FNS is supportive of other companies and alternative secure PIN encryption solutions for online purchases. Currently, Fiserv, Forage, and Worldpay are the only FNS-approved secure PIN encryption solution providers. FNS cannot speak to other potential provider’s timelines.
Retailers are free to select any FNS-approved PIN solution provider. However, retailers must contract and pay for PIN encryption services as part of their online participation. As such, and as with any aspect of their EBT payment solution (e.g., choice of point-of-sale provider, of web service provider, or of third party processor), the choice of a PIN encryption provider is up to the retailer.
SNAP Online Purchasing allows for a PIN-less refund. The refund can be initiated in the retailer’s system and the transaction data will tie the refund back to the original purchase for a refund.
Retailers must follow the SNAP refund regulations and may not issue refunds for SNAP purchases using cash, credit, or gift cards. SNAP must be refunded to SNAP.
Online purchasing will work for EBT cardholders in States that have updated their EBT systems for their cardholders.

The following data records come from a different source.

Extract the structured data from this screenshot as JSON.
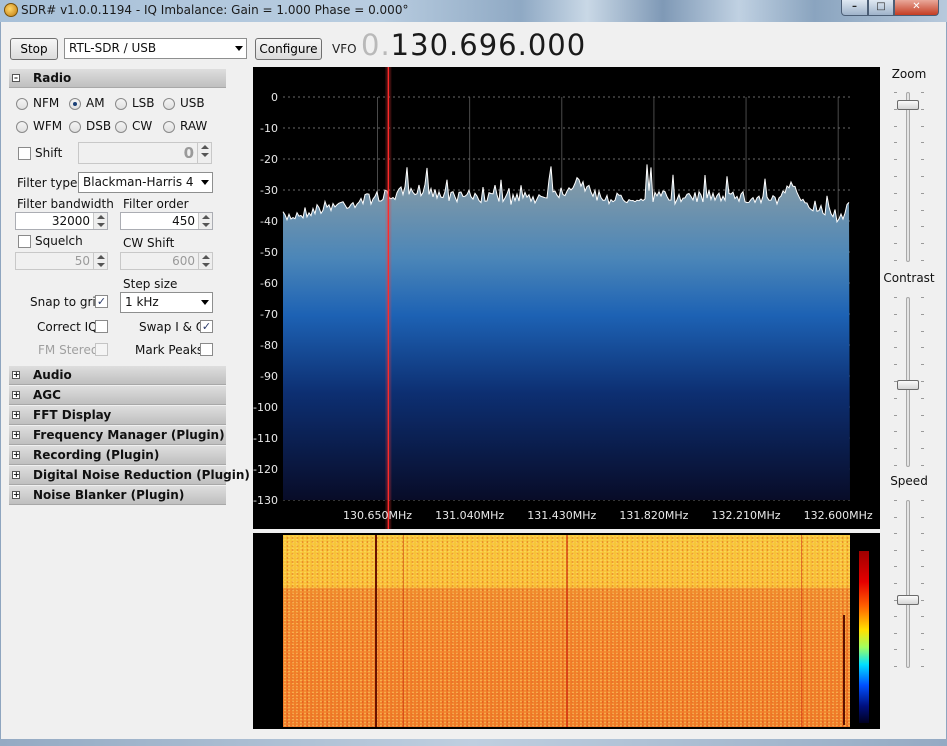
{
  "window": {
    "title": "SDR# v1.0.0.1194 - IQ Imbalance: Gain = 1.000 Phase = 0.000°"
  },
  "toolbar": {
    "stop_label": "Stop",
    "device": "RTL-SDR / USB",
    "configure_label": "Configure",
    "vfo_label": "VFO",
    "vfo_prefix": "0.",
    "vfo_value": "130.696.000"
  },
  "radio_panel": {
    "header": "Radio",
    "modes": [
      "NFM",
      "AM",
      "LSB",
      "USB",
      "WFM",
      "DSB",
      "CW",
      "RAW"
    ],
    "selected_mode": "AM",
    "shift_label": "Shift",
    "shift_value": "0",
    "filter_type_label": "Filter type",
    "filter_type_value": "Blackman-Harris 4",
    "filter_bandwidth_label": "Filter bandwidth",
    "filter_bandwidth_value": "32000",
    "filter_order_label": "Filter order",
    "filter_order_value": "450",
    "squelch_label": "Squelch",
    "squelch_value": "50",
    "cw_shift_label": "CW Shift",
    "cw_shift_value": "600",
    "step_size_label": "Step size",
    "step_size_value": "1 kHz",
    "snap_to_grid_label": "Snap to grid",
    "snap_to_grid_checked": true,
    "correct_iq_label": "Correct IQ",
    "swap_iq_label": "Swap I & Q",
    "swap_iq_checked": true,
    "fm_stereo_label": "FM Stereo",
    "mark_peaks_label": "Mark Peaks"
  },
  "plugin_sections": [
    "Audio",
    "AGC",
    "FFT Display",
    "Frequency Manager (Plugin)",
    "Recording (Plugin)",
    "Digital Noise Reduction (Plugin)",
    "Noise Blanker (Plugin)"
  ],
  "sliders": {
    "zoom_label": "Zoom",
    "contrast_label": "Contrast",
    "speed_label": "Speed",
    "zoom_level": 0.05,
    "contrast_level": 0.48,
    "speed_level": 0.4
  },
  "colors": {
    "vfo_marker": "#ff2a2a",
    "spectrum_fill_top": "#8a9aa0",
    "spectrum_fill_bottom": "#0a1030"
  },
  "chart_data": {
    "type": "area",
    "y_ticks": [
      0,
      -10,
      -20,
      -30,
      -40,
      -50,
      -60,
      -70,
      -80,
      -90,
      -100,
      -110,
      -120,
      -130
    ],
    "x_tick_labels": [
      "130.650MHz",
      "131.040MHz",
      "131.430MHz",
      "131.820MHz",
      "132.210MHz",
      "132.600MHz"
    ],
    "x_ticks_mhz": [
      130.65,
      131.04,
      131.43,
      131.82,
      132.21,
      132.6
    ],
    "xlim": [
      130.25,
      132.65
    ],
    "ylim": [
      -130,
      0
    ],
    "vfo_mhz": 130.696,
    "grid": true,
    "series": [
      {
        "x": [
          130.25,
          130.35,
          130.45,
          130.55,
          130.6,
          130.65,
          130.7,
          130.75,
          130.85,
          130.95,
          131.05,
          131.15,
          131.25,
          131.35,
          131.45,
          131.5,
          131.55,
          131.65,
          131.75,
          131.85,
          131.95,
          132.05,
          132.15,
          132.25,
          132.35,
          132.4,
          132.45,
          132.55,
          132.65
        ],
        "values": [
          -37,
          -35,
          -33,
          -32,
          -31,
          -30,
          -30,
          -29,
          -28,
          -30,
          -30,
          -31,
          -31,
          -30,
          -28,
          -24,
          -29,
          -31,
          -30,
          -30,
          -31,
          -30,
          -30,
          -31,
          -31,
          -27,
          -31,
          -35,
          -38
        ]
      }
    ]
  }
}
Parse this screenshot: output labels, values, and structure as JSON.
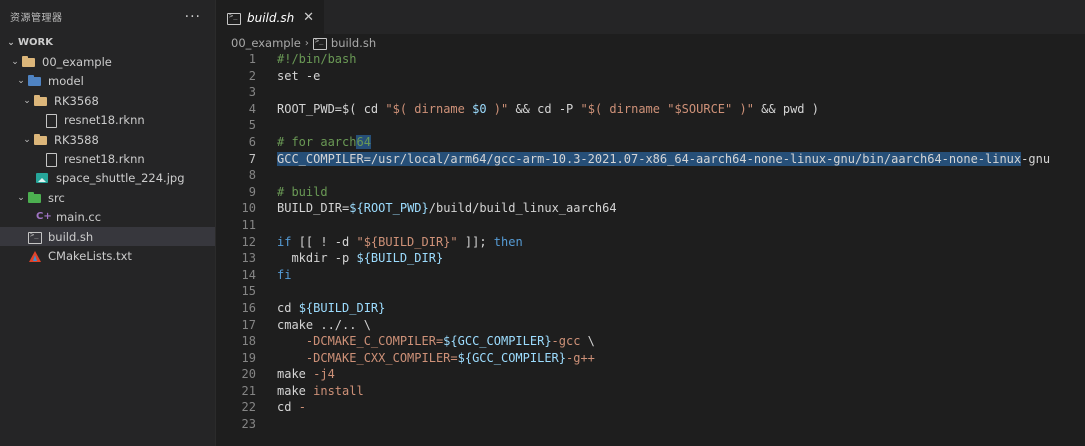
{
  "sidebar": {
    "title": "资源管理器",
    "more": "···",
    "section": "WORK",
    "items": [
      {
        "label": "00_example",
        "depth": 1
      },
      {
        "label": "model",
        "depth": 2
      },
      {
        "label": "RK3568",
        "depth": 3
      },
      {
        "label": "resnet18.rknn",
        "depth": 4
      },
      {
        "label": "RK3588",
        "depth": 3
      },
      {
        "label": "resnet18.rknn",
        "depth": 4
      },
      {
        "label": "space_shuttle_224.jpg",
        "depth": 3
      },
      {
        "label": "src",
        "depth": 2
      },
      {
        "label": "main.cc",
        "depth": 3
      },
      {
        "label": "build.sh",
        "depth": 2
      },
      {
        "label": "CMakeLists.txt",
        "depth": 2
      }
    ]
  },
  "tab": {
    "label": "build.sh",
    "close": "✕"
  },
  "breadcrumb": {
    "folder": "00_example",
    "file": "build.sh"
  },
  "code": {
    "line_numbers": [
      "1",
      "2",
      "3",
      "4",
      "5",
      "6",
      "7",
      "8",
      "9",
      "10",
      "11",
      "12",
      "13",
      "14",
      "15",
      "16",
      "17",
      "18",
      "19",
      "20",
      "21",
      "22",
      "23"
    ],
    "active_line": "7",
    "lines": [
      [
        {
          "t": "#!/bin/bash",
          "c": "c-comment"
        }
      ],
      [
        {
          "t": "set -e",
          "c": ""
        }
      ],
      [],
      [
        {
          "t": "ROOT_PWD",
          "c": ""
        },
        {
          "t": "=$( ",
          "c": ""
        },
        {
          "t": "cd ",
          "c": ""
        },
        {
          "t": "\"$( dirname ",
          "c": "c-str"
        },
        {
          "t": "$0",
          "c": "c-var"
        },
        {
          "t": " )\"",
          "c": "c-str"
        },
        {
          "t": " && ",
          "c": ""
        },
        {
          "t": "cd ",
          "c": ""
        },
        {
          "t": "-P ",
          "c": ""
        },
        {
          "t": "\"$( dirname ",
          "c": "c-str"
        },
        {
          "t": "\"$SOURCE\"",
          "c": "c-str"
        },
        {
          "t": " )\"",
          "c": "c-str"
        },
        {
          "t": " && ",
          "c": ""
        },
        {
          "t": "pwd ",
          "c": ""
        },
        {
          "t": ")",
          "c": ""
        }
      ],
      [],
      [
        {
          "t": "# for aarch",
          "c": "c-comment"
        },
        {
          "t": "64",
          "c": "c-comment sel"
        }
      ],
      [
        {
          "t": "GCC_COMPILER=/usr/local/arm64/gcc-arm-10.3-2021.07-x86_64-aarch64-none-linux-gnu/bin/aarch64-none-linux",
          "c": "sel"
        },
        {
          "t": "-gnu",
          "c": ""
        }
      ],
      [],
      [
        {
          "t": "# build",
          "c": "c-comment"
        }
      ],
      [
        {
          "t": "BUILD_DIR",
          "c": ""
        },
        {
          "t": "=",
          "c": ""
        },
        {
          "t": "${ROOT_PWD}",
          "c": "c-var"
        },
        {
          "t": "/build/build_linux_aarch64",
          "c": ""
        }
      ],
      [],
      [
        {
          "t": "if ",
          "c": "c-kw"
        },
        {
          "t": "[[ ! -d ",
          "c": ""
        },
        {
          "t": "\"${BUILD_DIR}\"",
          "c": "c-str"
        },
        {
          "t": " ]]; ",
          "c": ""
        },
        {
          "t": "then",
          "c": "c-kw"
        }
      ],
      [
        {
          "t": "  mkdir ",
          "c": ""
        },
        {
          "t": "-p ",
          "c": ""
        },
        {
          "t": "${BUILD_DIR}",
          "c": "c-var"
        }
      ],
      [
        {
          "t": "fi",
          "c": "c-kw"
        }
      ],
      [],
      [
        {
          "t": "cd ",
          "c": ""
        },
        {
          "t": "${BUILD_DIR}",
          "c": "c-var"
        }
      ],
      [
        {
          "t": "cmake ",
          "c": ""
        },
        {
          "t": "../.. \\",
          "c": ""
        }
      ],
      [
        {
          "t": "    -DCMAKE_C_COMPILER=",
          "c": "c-str"
        },
        {
          "t": "${GCC_COMPILER}",
          "c": "c-var"
        },
        {
          "t": "-gcc",
          "c": "c-str"
        },
        {
          "t": " \\",
          "c": ""
        }
      ],
      [
        {
          "t": "    -DCMAKE_CXX_COMPILER=",
          "c": "c-str"
        },
        {
          "t": "${GCC_COMPILER}",
          "c": "c-var"
        },
        {
          "t": "-g++",
          "c": "c-str"
        }
      ],
      [
        {
          "t": "make ",
          "c": ""
        },
        {
          "t": "-j4",
          "c": "c-str"
        }
      ],
      [
        {
          "t": "make ",
          "c": ""
        },
        {
          "t": "install",
          "c": "c-str"
        }
      ],
      [
        {
          "t": "cd ",
          "c": ""
        },
        {
          "t": "-",
          "c": "c-str"
        }
      ],
      []
    ]
  },
  "colors": {
    "background": "#1e1e1e",
    "sidebar": "#252526",
    "selection": "#264f78",
    "selected_row": "#37373d"
  }
}
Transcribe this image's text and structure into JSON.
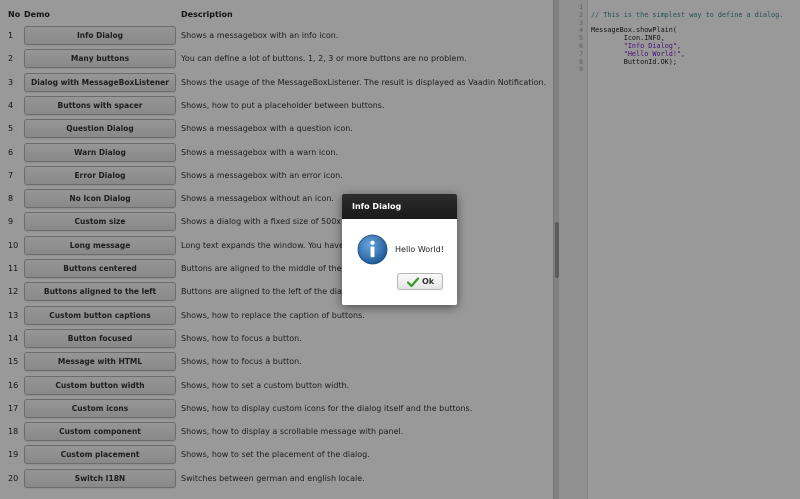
{
  "table": {
    "headers": {
      "no": "No",
      "demo": "Demo",
      "description": "Description"
    },
    "rows": [
      {
        "no": "1",
        "button": "Info Dialog",
        "desc": "Shows a messagebox with an info icon."
      },
      {
        "no": "2",
        "button": "Many buttons",
        "desc": "You can define a lot of buttons. 1, 2, 3 or more buttons are no problem."
      },
      {
        "no": "3",
        "button": "Dialog with MessageBoxListener",
        "desc": "Shows the usage of the MessageBoxListener. The result is displayed as Vaadin Notification."
      },
      {
        "no": "4",
        "button": "Buttons with spacer",
        "desc": "Shows, how to put a placeholder between buttons."
      },
      {
        "no": "5",
        "button": "Question Dialog",
        "desc": "Shows a messagebox with a question icon."
      },
      {
        "no": "6",
        "button": "Warn Dialog",
        "desc": "Shows a messagebox with a warn icon."
      },
      {
        "no": "7",
        "button": "Error Dialog",
        "desc": "Shows a messagebox with an error icon."
      },
      {
        "no": "8",
        "button": "No Icon Dialog",
        "desc": "Shows a messagebox without an icon."
      },
      {
        "no": "9",
        "button": "Custom size",
        "desc": "Shows a dialog with a fixed size of 500x"
      },
      {
        "no": "10",
        "button": "Long message",
        "desc": "Long text expands the window. You have                                    force line breaks."
      },
      {
        "no": "11",
        "button": "Buttons centered",
        "desc": "Buttons are aligned to the middle of the d"
      },
      {
        "no": "12",
        "button": "Buttons aligned to the left",
        "desc": "Buttons are aligned to the left of the dialo"
      },
      {
        "no": "13",
        "button": "Custom button captions",
        "desc": "Shows, how to replace the caption of buttons."
      },
      {
        "no": "14",
        "button": "Button focused",
        "desc": "Shows, how to focus a button."
      },
      {
        "no": "15",
        "button": "Message with HTML",
        "desc": "Shows, how to focus a button."
      },
      {
        "no": "16",
        "button": "Custom button width",
        "desc": "Shows, how to set a custom button width."
      },
      {
        "no": "17",
        "button": "Custom icons",
        "desc": "Shows, how to display custom icons for the dialog itself and the buttons."
      },
      {
        "no": "18",
        "button": "Custom component",
        "desc": "Shows, how to display a scrollable message with panel."
      },
      {
        "no": "19",
        "button": "Custom placement",
        "desc": "Shows, how to set the placement of the dialog."
      },
      {
        "no": "20",
        "button": "Switch I18N",
        "desc": "Switches between german and english locale."
      }
    ]
  },
  "code": {
    "line_numbers": [
      "1",
      "2",
      "3",
      "4",
      "5",
      "6",
      "7",
      "8",
      "9"
    ],
    "lines": [
      {
        "text": "",
        "cls": ""
      },
      {
        "text": "// This is the simplest way to define a dialog.",
        "cls": "c-comment"
      },
      {
        "text": "",
        "cls": ""
      },
      {
        "text": "MessageBox.showPlain(",
        "cls": ""
      },
      {
        "text": "        Icon.INFO,",
        "cls": ""
      },
      {
        "text": "        \"Info Dialog\",",
        "cls": "c-str"
      },
      {
        "text": "        \"Hello World!\",",
        "cls": "c-str"
      },
      {
        "text": "        ButtonId.OK);",
        "cls": ""
      },
      {
        "text": "",
        "cls": ""
      }
    ]
  },
  "dialog": {
    "title": "Info Dialog",
    "message": "Hello World!",
    "icon": "info-icon",
    "ok_label": "Ok",
    "ok_icon": "checkmark-icon"
  },
  "colors": {
    "overlay": "rgba(0,0,0,0.40)",
    "title_bar": "#1f1f1f",
    "info_icon": "#2f6fb0",
    "check": "#3a9a2a"
  }
}
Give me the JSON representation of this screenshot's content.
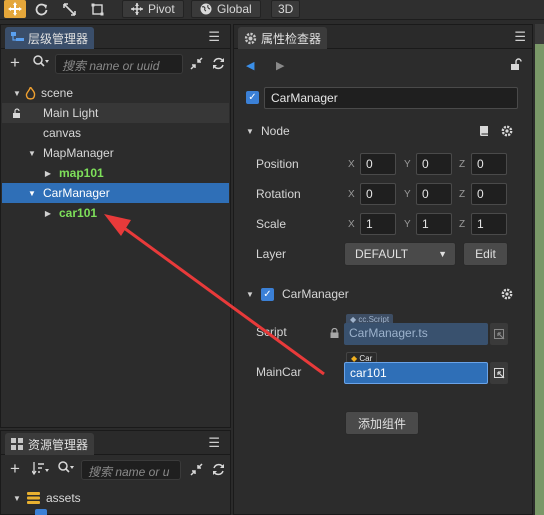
{
  "toolbar": {
    "buttons": [
      {
        "icon": "move-icon"
      },
      {
        "icon": "rotate-icon"
      },
      {
        "icon": "scale-icon"
      },
      {
        "icon": "rect-icon"
      }
    ],
    "pivot_label": "Pivot",
    "global_label": "Global",
    "mode3d_label": "3D"
  },
  "hierarchy": {
    "tab_label": "层级管理器",
    "search_placeholder": "搜索 name or uuid",
    "items": [
      {
        "label": "scene",
        "level": 0,
        "caret": "down",
        "icon": "scene-icon"
      },
      {
        "label": "Main Light",
        "level": 1,
        "caret": "none",
        "locked": true
      },
      {
        "label": "canvas",
        "level": 1,
        "caret": "none"
      },
      {
        "label": "MapManager",
        "level": 1,
        "caret": "down"
      },
      {
        "label": "map101",
        "level": 2,
        "caret": "right",
        "prefab": true
      },
      {
        "label": "CarManager",
        "level": 1,
        "caret": "down",
        "selected": true
      },
      {
        "label": "car101",
        "level": 2,
        "caret": "right",
        "prefab": true
      }
    ]
  },
  "assets": {
    "tab_label": "资源管理器",
    "search_placeholder": "搜索 name or u",
    "root": "assets"
  },
  "inspector": {
    "tab_label": "属性检查器",
    "node_name": "CarManager",
    "node_section": "Node",
    "position": {
      "label": "Position",
      "x": "0",
      "y": "0",
      "z": "0"
    },
    "rotation": {
      "label": "Rotation",
      "x": "0",
      "y": "0",
      "z": "0"
    },
    "scale": {
      "label": "Scale",
      "x": "1",
      "y": "1",
      "z": "1"
    },
    "layer": {
      "label": "Layer",
      "value": "DEFAULT",
      "edit_label": "Edit"
    },
    "axis_x": "X",
    "axis_y": "Y",
    "axis_z": "Z",
    "component": {
      "name": "CarManager",
      "script_label": "Script",
      "script_tag": "cc.Script",
      "script_value": "CarManager.ts",
      "maincar_label": "MainCar",
      "maincar_tag": "Car",
      "maincar_value": "car101"
    },
    "add_component_label": "添加组件"
  },
  "colors": {
    "accent": "#2f6fb7",
    "prefab_green": "#7ee05a",
    "arrow_red": "#e83a3a",
    "toolbar_active": "#e4a63a"
  }
}
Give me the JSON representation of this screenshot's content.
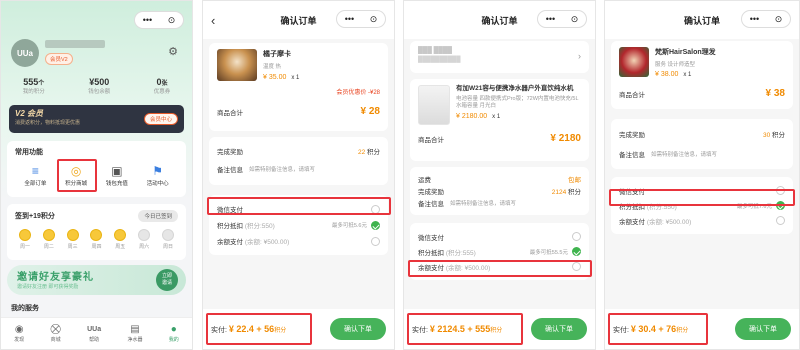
{
  "capsule": {
    "more": "•••",
    "close": "⊙"
  },
  "p1": {
    "logo": "UUa",
    "tag": "会员V2",
    "stats": [
      {
        "value": "555",
        "unit": "个",
        "label": "我的积分"
      },
      {
        "value": "¥500",
        "unit": "",
        "label": "钱包余额"
      },
      {
        "value": "0",
        "unit": "张",
        "label": "优惠券"
      }
    ],
    "vip": {
      "title": "V2 会员",
      "desc": "消费返积分，物料抵现更优惠",
      "btn": "会员中心"
    },
    "funcs_title": "常用功能",
    "funcs": [
      {
        "label": "全部订单",
        "icon": "≡"
      },
      {
        "label": "积分商城",
        "icon": "◎"
      },
      {
        "label": "钱包充值",
        "icon": "▣"
      },
      {
        "label": "活动中心",
        "icon": "⚑"
      }
    ],
    "checkin": {
      "title": "签到+19积分",
      "btn": "今日已签到",
      "days": [
        "周一",
        "周二",
        "周三",
        "周四",
        "周五",
        "周六",
        "周日"
      ]
    },
    "banner": {
      "title": "邀请好友享豪礼",
      "sub": "邀请好友注册 即可获得奖励",
      "btn1": "立即",
      "btn2": "邀请"
    },
    "profile_label": "我的服务",
    "tabs": [
      {
        "label": "发现",
        "icon": "◉"
      },
      {
        "label": "商城",
        "icon": "⛒"
      },
      {
        "label": "帮助",
        "icon": "UUa"
      },
      {
        "label": "净水器",
        "icon": "▤"
      },
      {
        "label": "我的",
        "icon": "●"
      }
    ]
  },
  "p2": {
    "title": "确认订单",
    "product": {
      "name": "橘子摩卡",
      "spec": "温度 热",
      "price": "¥ 35.00",
      "qty": "x 1",
      "coupon": "会员优惠价 -¥28"
    },
    "subtotal_label": "商品合计",
    "subtotal": "¥ 28",
    "reward_label": "完成奖励",
    "reward": "22",
    "reward_unit": "积分",
    "note_label": "备注信息",
    "note_ph": "如需特别备注信息，请填写",
    "pay": [
      {
        "label": "微信支付",
        "sub": "",
        "right": ""
      },
      {
        "label": "积分抵扣",
        "sub": "(积分:550)",
        "right": "最多可抵5.6元"
      },
      {
        "label": "余额支付",
        "sub": "(余额: ¥500.00)",
        "right": ""
      }
    ],
    "total_prefix": "实付: ",
    "total": "¥ 22.4 + 56",
    "total_unit": "积分",
    "submit": "确认下单"
  },
  "p3": {
    "title": "确认订单",
    "address": "███ ████",
    "address_sub": "██████████",
    "product": {
      "name": "有加W21容与便携净水器户外直饮纯水机",
      "spec": "电池容量 四款便携式Pro版；72W内置电池快充/5L",
      "spec2": "水箱容量 月光白",
      "price": "¥ 2180.00",
      "qty": "x 1"
    },
    "subtotal_label": "商品合计",
    "subtotal": "¥ 2180",
    "ship_label": "运费",
    "ship": "包邮",
    "reward_label": "完成奖励",
    "reward": "2124",
    "reward_unit": "积分",
    "note_label": "备注信息",
    "note_ph": "如需特别备注信息，请填写",
    "pay": [
      {
        "label": "微信支付",
        "sub": "",
        "right": ""
      },
      {
        "label": "积分抵扣",
        "sub": "(积分:555)",
        "right": "最多可抵55.5元"
      },
      {
        "label": "余额支付",
        "sub": "(余额: ¥500.00)",
        "right": ""
      }
    ],
    "total_prefix": "实付: ",
    "total": "¥ 2124.5 + 555",
    "total_unit": "积分",
    "submit": "确认下单"
  },
  "p4": {
    "title": "确认订单",
    "product": {
      "name": "梵斯HairSalon理发",
      "spec": "服务 设计师造型",
      "price": "¥ 38.00",
      "qty": "x 1"
    },
    "subtotal_label": "商品合计",
    "subtotal": "¥ 38",
    "reward_label": "完成奖励",
    "reward": "30",
    "reward_unit": "积分",
    "note_label": "备注信息",
    "note_ph": "如需特别备注信息，请填写",
    "pay": [
      {
        "label": "微信支付",
        "sub": "",
        "right": ""
      },
      {
        "label": "积分抵扣",
        "sub": "(积分:550)",
        "right": "最多可抵7.6元"
      },
      {
        "label": "余额支付",
        "sub": "(余额: ¥500.00)",
        "right": ""
      }
    ],
    "total_prefix": "实付: ",
    "total": "¥ 30.4 + 76",
    "total_unit": "积分",
    "submit": "确认下单"
  }
}
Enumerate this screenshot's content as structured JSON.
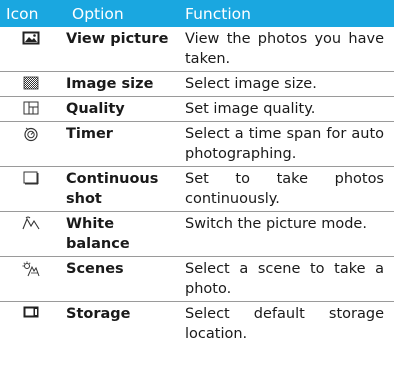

All 50 States and the District of Columbia are now participating in SNAP Online. Online retailers may limit their delivery/shipping locations, but currently all SNAP participants in the U.S. should be able to use their EBT cards to purchase from retailers in every State and D.C., keeping in mind that not all retailers offer delivery or shipping to all States or locations.
In the New York/New Jersey example, yes, the EBT card from New York may be used in New Jersey and the reverse (the transactions are “interoperable”). However, it is important to note that the New Jersey retailer would be responsible for delivering the purchases to the New York cardholder through the delivery processes the retailer supports (e.g., store pickup, local delivery). If the cardholder is outside the delivery area for the retailer, the online order should be denied.
USDA Food and Nutrition Service (FNS) regulations state that “no minimum dollar amount per transaction or maximum limit on the number of transactions shall be established.” Therefore, retailers can have a suggested, but not required, minimum purchase amount. This applies to online orders paid in full or partially with SNAP EBT.
7 CFR 274.7(c) No minimum dollar amount per transaction or maximum limit on the number of transactions shall be established. Nor shall transaction fees be imposed on SNAP households using the EBT system to access their benefits.
The retailer is allowed to charge a fee for delivery or pickup, as long as the fee is not charged to the SNAP account. Further, if pickup and delivery are options on the site, the retailer can set an order minimum for options such as free delivery or free pickup but cannot establish that a customer must pay a minimum dollar amount per order to be able to pickup or receive delivery for online orders paid in full or partially with SNAP EBT.
Additionally, below are some alternatives for consideration. Note that if these are enacted, they must apply to all customers under SNAP Equal Treatment regulations.
Online pricing must be the same for all online customers, SNAP or non-SNAP. Online prices do not need to be the same as in-store prices.
7 CFR 274.7(f) and 278.2(b) SNAP benefits shall be accepted for eligible foods at the same prices and on the same terms and conditions applicable to cash purchases of the same foods at the same store, except that tax shall not be charged on eligible foods purchased with SNAP benefits. No retail food store may single out SNAP clients for special treatment in any way.
Retailers are not required to accept EBT Cash Benefits. However, retailer websites must be able to accept split tender payments so that some form of payment can be accepted for non-SNAP eligible items and/or delivery fees.
USDA Food and Nutrition Service (FNS) authorizes only food retailers for SNAP and SNAP Online, and eCommerce platforms are not retailers. There are a variety of eCommerce platforms that have enabled SNAP Online for their retailers, but each individual SNAP Online retailer - even those using the same eCommerce platform used by other authorized SNAP Online retailers - needs to be approved by FNS. FNS does not endorse or recommend any eCommerce provider over another. This is a business decision made solely by the retailer.
There are several steps in the process of becoming a SNAP Online retailer. The SNAP Online Purchasing Retailer Onboarding Process document provides more details. After a Business Requirements Document (BRD) for the retailer’s SNAP Online eCommerce solution is approved, the retailer must internally test their system to be sure it meets all the program requirements. USDA Food and Nutrition Service (FNS) will provide a list of test scenarios that must be completed by the retailer and “pass” (i.e., work as required). Once the retailer has completed internal testing, FNS will complete the same set of test scenarios to confirm the functionality. After successful FNS testing, the retailer will receive the go-ahead to move forward to implementation, and will coordinate with FNS, the eCommerce provider, Third Party Processor, and EBT Processor to set a date for go-live of SNAP Online.
Yes, this is quite common. USDA Food and Nutrition Service (FNS) will issue a separate FNS number to stores for their online sales than the FNS number used for a brick & mortar location.